Taxes are an emotional issue. Sometimes, people's focus on
avoiding them can distract them from what is in their best
Here are five mistakes you should avoid when managing the taxes
on your investments.
1. Overlooking taxable retirement distributions
Qualified retirement plans have certain tax advantages. Money
going into a traditional IRA or a 401(k) can be deducted from your
income, and earnings on your investments within these plans is tax
exempt as well. There is a catch, though: The distributions you
ultimately take out of these plans is taxed as income at that
This has a couple implications. First, when you are doing your
retirement planning and
figuring out how much income you'll need
, be sure to account for the fact that money coming out of a
retirement plan will be taxed.
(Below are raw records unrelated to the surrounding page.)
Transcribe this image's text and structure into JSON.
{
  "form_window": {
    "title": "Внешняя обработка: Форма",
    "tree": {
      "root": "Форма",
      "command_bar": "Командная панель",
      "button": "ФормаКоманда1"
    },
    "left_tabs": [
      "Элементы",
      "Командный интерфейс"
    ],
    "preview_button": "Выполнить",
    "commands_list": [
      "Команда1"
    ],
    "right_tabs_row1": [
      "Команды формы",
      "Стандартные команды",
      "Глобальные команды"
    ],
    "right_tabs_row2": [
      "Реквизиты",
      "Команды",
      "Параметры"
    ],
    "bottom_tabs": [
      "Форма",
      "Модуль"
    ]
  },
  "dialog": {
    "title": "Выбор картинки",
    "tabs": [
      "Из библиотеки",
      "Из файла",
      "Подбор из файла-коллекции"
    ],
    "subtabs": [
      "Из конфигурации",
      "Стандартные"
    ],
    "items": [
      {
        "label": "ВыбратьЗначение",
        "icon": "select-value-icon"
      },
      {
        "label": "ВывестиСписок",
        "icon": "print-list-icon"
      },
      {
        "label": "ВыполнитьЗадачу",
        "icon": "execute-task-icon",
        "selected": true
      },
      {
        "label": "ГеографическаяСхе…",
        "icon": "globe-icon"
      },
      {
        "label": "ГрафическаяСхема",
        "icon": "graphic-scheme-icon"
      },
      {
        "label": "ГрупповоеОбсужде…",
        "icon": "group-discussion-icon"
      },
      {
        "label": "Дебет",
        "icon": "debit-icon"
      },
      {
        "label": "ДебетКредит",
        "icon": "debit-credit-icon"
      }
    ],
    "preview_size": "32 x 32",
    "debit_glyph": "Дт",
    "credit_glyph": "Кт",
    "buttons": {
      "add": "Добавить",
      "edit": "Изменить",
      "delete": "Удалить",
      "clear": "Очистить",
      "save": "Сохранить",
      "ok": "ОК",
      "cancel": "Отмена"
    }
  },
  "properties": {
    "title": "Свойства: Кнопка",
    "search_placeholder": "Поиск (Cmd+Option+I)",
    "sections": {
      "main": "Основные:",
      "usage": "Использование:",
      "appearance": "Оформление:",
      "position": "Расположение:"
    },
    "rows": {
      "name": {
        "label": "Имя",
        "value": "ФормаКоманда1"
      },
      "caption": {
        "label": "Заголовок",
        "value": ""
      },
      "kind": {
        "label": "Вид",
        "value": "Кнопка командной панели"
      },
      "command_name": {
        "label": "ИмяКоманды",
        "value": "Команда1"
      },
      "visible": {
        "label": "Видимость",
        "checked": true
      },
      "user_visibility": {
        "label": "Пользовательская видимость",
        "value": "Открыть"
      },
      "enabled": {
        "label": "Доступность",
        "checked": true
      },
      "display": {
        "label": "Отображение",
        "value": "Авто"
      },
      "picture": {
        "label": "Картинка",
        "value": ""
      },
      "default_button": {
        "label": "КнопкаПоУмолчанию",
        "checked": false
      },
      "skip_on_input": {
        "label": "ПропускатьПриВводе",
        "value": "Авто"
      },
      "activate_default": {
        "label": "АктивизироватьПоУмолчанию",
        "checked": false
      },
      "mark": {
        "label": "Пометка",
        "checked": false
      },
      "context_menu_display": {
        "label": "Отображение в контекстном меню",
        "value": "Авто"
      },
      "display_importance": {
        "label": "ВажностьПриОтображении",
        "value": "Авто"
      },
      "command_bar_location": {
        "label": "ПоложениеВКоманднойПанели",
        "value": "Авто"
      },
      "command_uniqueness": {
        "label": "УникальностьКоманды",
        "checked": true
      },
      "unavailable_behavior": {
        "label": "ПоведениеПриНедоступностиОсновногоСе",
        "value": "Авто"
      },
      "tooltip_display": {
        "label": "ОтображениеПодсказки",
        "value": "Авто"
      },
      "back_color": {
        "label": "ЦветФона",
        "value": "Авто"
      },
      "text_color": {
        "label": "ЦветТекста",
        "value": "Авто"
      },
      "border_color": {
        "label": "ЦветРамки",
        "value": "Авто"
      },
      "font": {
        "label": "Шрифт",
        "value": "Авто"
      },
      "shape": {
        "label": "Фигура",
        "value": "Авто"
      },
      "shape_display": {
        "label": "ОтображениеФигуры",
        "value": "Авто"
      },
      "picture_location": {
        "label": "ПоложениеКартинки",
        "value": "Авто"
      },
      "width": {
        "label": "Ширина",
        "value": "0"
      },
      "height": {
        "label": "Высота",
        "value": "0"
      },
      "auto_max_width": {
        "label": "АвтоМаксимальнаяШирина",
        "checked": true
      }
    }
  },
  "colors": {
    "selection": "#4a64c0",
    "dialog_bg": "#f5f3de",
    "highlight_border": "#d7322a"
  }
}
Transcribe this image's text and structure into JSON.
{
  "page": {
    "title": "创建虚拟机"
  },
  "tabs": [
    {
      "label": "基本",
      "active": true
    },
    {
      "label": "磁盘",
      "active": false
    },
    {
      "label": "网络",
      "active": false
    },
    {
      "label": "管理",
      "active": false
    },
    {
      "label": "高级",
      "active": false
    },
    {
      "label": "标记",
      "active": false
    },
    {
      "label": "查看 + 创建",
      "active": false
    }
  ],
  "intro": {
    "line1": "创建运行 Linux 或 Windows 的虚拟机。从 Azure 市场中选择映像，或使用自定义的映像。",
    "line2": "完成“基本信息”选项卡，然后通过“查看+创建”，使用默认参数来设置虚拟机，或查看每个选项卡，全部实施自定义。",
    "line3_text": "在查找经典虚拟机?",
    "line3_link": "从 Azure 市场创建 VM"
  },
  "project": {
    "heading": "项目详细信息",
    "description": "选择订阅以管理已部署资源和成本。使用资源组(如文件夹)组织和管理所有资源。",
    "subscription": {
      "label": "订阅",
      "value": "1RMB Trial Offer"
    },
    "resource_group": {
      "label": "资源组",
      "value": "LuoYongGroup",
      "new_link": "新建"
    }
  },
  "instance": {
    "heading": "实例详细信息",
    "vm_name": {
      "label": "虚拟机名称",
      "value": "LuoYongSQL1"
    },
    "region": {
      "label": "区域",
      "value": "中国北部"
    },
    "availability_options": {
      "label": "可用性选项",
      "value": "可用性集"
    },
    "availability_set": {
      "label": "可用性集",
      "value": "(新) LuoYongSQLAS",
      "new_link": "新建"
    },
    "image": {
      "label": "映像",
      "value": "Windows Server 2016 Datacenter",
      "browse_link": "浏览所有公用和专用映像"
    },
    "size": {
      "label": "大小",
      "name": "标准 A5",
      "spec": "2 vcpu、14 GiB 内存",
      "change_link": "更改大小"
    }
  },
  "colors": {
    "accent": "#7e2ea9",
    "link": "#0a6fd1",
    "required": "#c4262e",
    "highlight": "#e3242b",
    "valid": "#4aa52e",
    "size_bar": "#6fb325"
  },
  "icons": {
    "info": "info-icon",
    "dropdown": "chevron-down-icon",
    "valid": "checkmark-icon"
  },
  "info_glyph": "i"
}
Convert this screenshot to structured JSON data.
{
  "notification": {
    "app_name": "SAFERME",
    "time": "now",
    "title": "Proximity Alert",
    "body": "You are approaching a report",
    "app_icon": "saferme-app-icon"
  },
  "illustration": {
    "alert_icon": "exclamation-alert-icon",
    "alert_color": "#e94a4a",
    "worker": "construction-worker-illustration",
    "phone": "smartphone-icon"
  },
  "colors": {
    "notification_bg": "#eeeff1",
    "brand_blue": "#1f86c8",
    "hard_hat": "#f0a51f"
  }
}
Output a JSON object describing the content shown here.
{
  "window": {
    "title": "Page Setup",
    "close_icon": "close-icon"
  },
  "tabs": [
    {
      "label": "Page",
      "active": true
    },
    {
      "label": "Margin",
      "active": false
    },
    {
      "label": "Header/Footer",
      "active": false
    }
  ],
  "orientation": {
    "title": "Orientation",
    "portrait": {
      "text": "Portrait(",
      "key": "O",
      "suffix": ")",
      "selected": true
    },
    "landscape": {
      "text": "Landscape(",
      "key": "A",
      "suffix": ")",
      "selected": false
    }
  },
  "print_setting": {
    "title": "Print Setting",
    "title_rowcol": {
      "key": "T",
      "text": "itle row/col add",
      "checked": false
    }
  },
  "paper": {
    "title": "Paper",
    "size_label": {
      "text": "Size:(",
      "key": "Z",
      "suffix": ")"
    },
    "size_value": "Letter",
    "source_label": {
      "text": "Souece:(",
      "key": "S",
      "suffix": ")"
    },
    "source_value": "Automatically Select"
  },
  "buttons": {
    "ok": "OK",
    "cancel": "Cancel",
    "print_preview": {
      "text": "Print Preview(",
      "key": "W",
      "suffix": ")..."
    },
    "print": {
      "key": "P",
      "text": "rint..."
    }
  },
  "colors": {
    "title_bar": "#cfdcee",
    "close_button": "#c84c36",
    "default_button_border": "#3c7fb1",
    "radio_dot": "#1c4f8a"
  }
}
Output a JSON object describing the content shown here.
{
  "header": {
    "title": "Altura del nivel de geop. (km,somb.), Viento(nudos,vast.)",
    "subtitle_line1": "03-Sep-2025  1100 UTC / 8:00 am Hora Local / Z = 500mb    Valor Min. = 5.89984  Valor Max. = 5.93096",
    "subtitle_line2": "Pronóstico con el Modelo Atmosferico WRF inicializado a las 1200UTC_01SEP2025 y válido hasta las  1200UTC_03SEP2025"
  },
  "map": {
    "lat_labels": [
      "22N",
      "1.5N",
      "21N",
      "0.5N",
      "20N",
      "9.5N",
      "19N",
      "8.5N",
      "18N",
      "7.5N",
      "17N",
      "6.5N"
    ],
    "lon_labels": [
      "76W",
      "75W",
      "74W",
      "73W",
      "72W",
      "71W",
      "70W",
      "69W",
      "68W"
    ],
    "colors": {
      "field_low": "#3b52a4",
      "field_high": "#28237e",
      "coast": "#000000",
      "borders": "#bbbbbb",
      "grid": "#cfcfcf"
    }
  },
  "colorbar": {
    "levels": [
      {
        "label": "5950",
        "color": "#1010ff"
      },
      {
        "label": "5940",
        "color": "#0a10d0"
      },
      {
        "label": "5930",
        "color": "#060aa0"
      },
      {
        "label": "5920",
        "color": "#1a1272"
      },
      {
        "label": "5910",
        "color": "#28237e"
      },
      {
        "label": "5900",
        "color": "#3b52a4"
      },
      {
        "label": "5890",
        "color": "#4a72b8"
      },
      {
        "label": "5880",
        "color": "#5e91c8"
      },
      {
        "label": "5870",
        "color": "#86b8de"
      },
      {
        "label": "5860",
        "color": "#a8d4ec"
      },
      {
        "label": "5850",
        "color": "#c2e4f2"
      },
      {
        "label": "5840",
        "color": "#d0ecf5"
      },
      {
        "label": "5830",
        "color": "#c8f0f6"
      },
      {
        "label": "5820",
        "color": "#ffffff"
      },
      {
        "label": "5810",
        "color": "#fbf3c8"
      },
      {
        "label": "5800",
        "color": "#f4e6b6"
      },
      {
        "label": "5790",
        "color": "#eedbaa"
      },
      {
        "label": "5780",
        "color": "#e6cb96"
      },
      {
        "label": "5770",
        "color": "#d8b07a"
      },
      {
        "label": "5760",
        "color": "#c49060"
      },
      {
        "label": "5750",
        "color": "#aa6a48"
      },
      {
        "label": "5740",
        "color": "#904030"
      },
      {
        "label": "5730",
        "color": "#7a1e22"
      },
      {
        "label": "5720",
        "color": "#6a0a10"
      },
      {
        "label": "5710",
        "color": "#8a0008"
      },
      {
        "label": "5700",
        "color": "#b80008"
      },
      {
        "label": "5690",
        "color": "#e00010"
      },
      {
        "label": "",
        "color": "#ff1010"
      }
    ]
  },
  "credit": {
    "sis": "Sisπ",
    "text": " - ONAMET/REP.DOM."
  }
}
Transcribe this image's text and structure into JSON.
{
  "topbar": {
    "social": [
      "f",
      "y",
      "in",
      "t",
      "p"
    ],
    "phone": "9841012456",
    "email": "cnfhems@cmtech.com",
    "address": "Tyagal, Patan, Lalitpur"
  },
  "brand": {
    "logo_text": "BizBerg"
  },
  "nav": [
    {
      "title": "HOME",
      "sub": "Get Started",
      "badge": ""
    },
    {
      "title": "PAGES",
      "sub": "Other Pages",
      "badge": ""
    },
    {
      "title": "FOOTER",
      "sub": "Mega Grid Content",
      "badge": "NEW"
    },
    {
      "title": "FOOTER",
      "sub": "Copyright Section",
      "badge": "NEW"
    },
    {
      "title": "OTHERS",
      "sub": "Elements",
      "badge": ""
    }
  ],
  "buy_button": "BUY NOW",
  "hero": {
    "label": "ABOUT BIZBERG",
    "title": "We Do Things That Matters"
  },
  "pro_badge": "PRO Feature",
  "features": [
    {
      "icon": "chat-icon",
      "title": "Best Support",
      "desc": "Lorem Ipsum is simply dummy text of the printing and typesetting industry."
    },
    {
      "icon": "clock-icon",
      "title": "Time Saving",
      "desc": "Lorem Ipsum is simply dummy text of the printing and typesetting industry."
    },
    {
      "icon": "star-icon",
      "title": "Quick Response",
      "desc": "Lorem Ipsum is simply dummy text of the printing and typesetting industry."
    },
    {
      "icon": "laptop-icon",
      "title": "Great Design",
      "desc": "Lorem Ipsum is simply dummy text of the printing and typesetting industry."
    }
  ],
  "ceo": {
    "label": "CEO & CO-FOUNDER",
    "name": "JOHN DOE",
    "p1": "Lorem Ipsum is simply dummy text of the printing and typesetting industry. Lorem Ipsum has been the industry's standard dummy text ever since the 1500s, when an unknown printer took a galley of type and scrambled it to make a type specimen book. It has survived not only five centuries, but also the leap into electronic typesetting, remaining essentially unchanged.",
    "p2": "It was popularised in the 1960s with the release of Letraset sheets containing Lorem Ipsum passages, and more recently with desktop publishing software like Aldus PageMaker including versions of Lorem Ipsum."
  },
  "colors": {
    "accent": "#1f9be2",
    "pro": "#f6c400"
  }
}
Second, depending on your tax
bracket, there may be a disadvantage to having growth investments
in your IRA, since any gains will ultimately be taxed as income,
and not at the capital gains rate.
2. Trying too hard to avoid capital gains taxes
Speaking of capital gains, people are sometimes reluctant to
sell stocks when they are up because realizing the gain will make
it subject to taxation. However, it's important not to let the tail
wag the dog. Paying a 15 percent tax on a 50 percent gain will
actually cost you only 5 percent of the total value of the
investment. You could lose much more than 5 percent if the
investment goes south on you while you are putting off selling.
3. Harvesting capital losses carelessly
Some investors like to "harvest" losses near the end of the year
to offset gains. When you do this, keep in mind the potential
opportunity cost. Harvesting a 20 percent loss would have a tax
benefit equivalent to less than 4 percent of the investment's
current value, so you shouldn't sell if you think that stock might
bounce back by 4 percent or more during the 30-day waiting period
before you would be permitted to repurchase the stock.
4. Gambling on off-shore accounts
Cypress is an example of an off-shore haven that was popular
with people trying to shelter money from their own governments. But
when the banking system in Cypress was in crisis, many of those
foreign accounts were assessed huge levies to bail out the banks.
Those investors probably wish they had just paid their taxes in the
first place. Tax evasion is not only cheating, but if it involves
moving money out of the country, it also entails giving up the
protections of U.S. law and
5. Forgetting Treasury securities
Considering how some people go overboard to avoid taxes, the tax
benefit of owning U.S. Treasury securities is surprisingly
overlooked. Income on these securities is subject to federal taxes,
but exempt from state and local income taxes. This might be
especially relevant now because Treasury yields have been rising
while CD rates have not. So a five-year Treasury might be an
attractive income alternative to a five-year CD, with the added
benefit of a break on state and local taxes.
The bottom line is that tax considerations should not be blown
out of proportion. They should be quantified, and then judged in
connection with the risk and return potential of each financial
decision you make.